I’ll be a little more specific. Everyone would be saying “Bill who?” if you couldn’t reuse the material created for others except when there’s an explicit contract stating otherwise.

Apparently that would be a bad assumption. Having done some more reading on this, a work-for-hire situation only exists if a) the work is one of nine types covered by copyright law AND b) the two parties have a written agreement stating that it is a work for hire. If a) doesn’t apply then merely calling it a work for hire is not sufficient and the client must have it written into the contract that copyright ownership is assigned to them. Otherwise, the creator of the work retains copyright ownership.

In the case of Gates there was a contract that explicitly allowed Gates to sell DOS to anyone. Oddly enough, Seattle Computing, the company from which Gates purchased QDOS (quick and dirty operating system) retained the right to sell it provided it was bundled with hardware. Someone writing for Byte wondered why they didn’t package it with a memory chip and sell it. Then there’s the fascinating story of the BIOS which IBM did develop and own. They could and did protect the program but could not prevent someone from duplicating the functionality. The company that did that sold licenses for it for nearly $300,000.

I suppose there is a common law answer in the absence of a contract.

I’m not talking about DOS. Gates got started by writing a version of BASIC for MITS. They, and almost everyone but Bill assumed that since he got paid he had no right to resell the work product. He did, selling it as Microsoft BASIC, which put him in the position to deal with IBM in the first place. He was sued, and he won.

nobody gives a shit anymore. let it go.

It’s the answer to the OP.

[Moderator Note]

This kind of comment is inappropriate for GQ. No warning issued, but please confine yourself to addressing the actual issues.

General Questions Moderator

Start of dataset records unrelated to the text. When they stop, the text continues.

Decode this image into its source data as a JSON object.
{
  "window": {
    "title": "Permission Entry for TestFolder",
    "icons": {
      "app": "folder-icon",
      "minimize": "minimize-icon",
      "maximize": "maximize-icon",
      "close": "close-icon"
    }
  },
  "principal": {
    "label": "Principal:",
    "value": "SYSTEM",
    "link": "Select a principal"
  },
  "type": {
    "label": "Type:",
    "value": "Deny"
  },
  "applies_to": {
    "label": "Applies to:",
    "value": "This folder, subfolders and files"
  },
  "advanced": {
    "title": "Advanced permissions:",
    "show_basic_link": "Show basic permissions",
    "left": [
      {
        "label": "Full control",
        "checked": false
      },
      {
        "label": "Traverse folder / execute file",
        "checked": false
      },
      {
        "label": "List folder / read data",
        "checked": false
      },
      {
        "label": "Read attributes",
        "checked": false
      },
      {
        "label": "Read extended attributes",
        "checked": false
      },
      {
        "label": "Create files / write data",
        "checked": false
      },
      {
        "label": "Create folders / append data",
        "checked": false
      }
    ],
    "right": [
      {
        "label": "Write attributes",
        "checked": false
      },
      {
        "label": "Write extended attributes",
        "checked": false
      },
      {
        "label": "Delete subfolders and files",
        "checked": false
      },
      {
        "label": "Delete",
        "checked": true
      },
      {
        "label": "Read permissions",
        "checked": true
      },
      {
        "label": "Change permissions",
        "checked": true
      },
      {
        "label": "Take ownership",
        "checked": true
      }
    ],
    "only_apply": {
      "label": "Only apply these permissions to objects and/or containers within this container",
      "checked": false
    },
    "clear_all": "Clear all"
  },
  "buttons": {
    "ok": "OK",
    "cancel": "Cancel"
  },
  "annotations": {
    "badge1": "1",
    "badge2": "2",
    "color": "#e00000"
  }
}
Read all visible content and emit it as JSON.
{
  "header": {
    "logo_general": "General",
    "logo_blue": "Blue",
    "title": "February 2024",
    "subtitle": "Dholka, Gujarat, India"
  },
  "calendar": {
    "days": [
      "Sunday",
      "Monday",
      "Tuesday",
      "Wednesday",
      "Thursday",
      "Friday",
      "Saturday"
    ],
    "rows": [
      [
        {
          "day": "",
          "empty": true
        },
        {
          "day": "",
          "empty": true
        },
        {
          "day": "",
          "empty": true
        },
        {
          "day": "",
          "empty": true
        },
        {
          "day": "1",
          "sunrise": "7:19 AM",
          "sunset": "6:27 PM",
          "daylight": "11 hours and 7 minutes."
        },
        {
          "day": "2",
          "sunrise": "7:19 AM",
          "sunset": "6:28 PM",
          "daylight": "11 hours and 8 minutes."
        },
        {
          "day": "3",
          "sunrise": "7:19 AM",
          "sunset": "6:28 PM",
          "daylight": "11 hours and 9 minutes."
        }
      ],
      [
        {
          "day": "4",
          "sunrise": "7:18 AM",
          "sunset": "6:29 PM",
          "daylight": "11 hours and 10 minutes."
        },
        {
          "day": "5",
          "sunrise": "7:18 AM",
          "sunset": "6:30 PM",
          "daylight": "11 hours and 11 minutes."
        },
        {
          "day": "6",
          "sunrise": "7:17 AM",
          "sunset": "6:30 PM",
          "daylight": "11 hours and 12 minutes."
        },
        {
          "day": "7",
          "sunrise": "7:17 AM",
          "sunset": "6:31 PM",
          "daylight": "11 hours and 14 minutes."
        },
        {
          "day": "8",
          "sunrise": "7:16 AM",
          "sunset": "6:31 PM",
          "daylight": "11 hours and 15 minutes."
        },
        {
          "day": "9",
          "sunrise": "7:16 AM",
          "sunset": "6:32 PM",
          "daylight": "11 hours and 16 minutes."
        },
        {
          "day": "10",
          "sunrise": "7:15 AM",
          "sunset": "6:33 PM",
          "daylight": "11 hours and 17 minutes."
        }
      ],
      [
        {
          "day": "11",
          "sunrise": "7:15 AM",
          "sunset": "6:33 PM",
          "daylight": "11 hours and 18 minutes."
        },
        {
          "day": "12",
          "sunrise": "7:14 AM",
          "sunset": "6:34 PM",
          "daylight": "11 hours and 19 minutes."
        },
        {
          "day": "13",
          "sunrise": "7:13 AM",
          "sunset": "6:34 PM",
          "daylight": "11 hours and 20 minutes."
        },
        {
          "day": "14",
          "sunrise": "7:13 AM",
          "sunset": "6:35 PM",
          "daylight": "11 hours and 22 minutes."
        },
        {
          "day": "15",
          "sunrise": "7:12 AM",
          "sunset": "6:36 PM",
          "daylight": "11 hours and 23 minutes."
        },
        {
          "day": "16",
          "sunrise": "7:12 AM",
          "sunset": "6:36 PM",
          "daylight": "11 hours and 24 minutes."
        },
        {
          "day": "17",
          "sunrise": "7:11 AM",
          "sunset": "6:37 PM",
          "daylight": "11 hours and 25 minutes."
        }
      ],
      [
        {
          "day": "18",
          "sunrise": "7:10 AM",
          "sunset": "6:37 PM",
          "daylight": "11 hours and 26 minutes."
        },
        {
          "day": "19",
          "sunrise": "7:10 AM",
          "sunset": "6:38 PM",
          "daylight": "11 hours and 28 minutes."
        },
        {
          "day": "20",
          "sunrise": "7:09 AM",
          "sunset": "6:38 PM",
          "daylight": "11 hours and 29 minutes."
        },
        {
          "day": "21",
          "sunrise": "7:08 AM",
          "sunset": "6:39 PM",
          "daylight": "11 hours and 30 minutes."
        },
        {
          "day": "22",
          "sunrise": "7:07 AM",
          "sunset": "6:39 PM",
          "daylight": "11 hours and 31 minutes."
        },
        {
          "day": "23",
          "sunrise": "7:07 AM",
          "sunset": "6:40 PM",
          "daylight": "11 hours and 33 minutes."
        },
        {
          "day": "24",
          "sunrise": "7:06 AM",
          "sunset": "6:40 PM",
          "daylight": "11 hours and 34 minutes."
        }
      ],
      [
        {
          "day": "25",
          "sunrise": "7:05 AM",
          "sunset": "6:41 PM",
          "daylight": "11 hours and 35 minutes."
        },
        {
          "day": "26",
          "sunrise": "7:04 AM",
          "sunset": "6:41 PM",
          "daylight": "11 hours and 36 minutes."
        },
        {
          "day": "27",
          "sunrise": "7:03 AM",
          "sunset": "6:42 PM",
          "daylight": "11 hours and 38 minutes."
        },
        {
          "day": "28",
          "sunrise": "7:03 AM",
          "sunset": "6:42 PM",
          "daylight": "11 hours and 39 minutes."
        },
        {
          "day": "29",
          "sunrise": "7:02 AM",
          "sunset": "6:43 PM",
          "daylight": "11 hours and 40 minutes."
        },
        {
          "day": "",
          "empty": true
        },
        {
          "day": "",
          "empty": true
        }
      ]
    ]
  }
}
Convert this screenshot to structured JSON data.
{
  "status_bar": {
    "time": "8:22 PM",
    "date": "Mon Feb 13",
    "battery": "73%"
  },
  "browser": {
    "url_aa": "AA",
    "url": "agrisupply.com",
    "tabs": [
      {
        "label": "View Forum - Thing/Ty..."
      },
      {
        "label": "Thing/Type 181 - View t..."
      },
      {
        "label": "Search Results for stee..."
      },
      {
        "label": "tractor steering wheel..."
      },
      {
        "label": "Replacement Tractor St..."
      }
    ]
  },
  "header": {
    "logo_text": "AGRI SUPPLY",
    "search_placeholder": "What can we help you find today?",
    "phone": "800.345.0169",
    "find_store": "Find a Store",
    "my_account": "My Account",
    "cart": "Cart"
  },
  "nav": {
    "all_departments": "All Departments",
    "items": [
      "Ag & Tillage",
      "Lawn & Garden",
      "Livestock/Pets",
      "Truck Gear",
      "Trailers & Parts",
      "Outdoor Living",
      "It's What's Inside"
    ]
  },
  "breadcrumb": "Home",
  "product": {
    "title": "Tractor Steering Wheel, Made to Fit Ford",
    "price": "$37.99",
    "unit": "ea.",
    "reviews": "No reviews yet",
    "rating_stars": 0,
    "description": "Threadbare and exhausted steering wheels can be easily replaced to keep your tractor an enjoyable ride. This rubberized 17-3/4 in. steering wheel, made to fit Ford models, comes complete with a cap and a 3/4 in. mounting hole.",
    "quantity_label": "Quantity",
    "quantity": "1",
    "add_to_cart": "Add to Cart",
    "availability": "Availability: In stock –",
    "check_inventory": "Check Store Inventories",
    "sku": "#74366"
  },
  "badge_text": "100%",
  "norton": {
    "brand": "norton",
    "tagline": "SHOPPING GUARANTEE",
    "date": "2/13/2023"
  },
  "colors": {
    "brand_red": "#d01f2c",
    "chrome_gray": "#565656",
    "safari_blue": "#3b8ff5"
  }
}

It varies by jurisdiction. e.g. In New Zealand, that would be known as a commissioned work and copyright would reside with the person that commissioned it, not the designer.

Under American law, unless there is an explicit agreement otherwise, the copyright belongs to the designer (the work for hire exception is noted above). However, if there are two companies using confusingly similar logos, there is a potential for a trademark dispute.

I once was hired as a Court Artist for local TV News. I was paid, but there was some confusion over if they were paying me as an artist, or paying for the artwork itself.

I got to keep half the art, and the other half was kept by them, over this confusion. I had planned to sell the art on again afterwards to a separate (printed) news organisation, though that didn’t pan out.

I’m still not sure where exactly I stood over it all. But no contracts were signed at any time.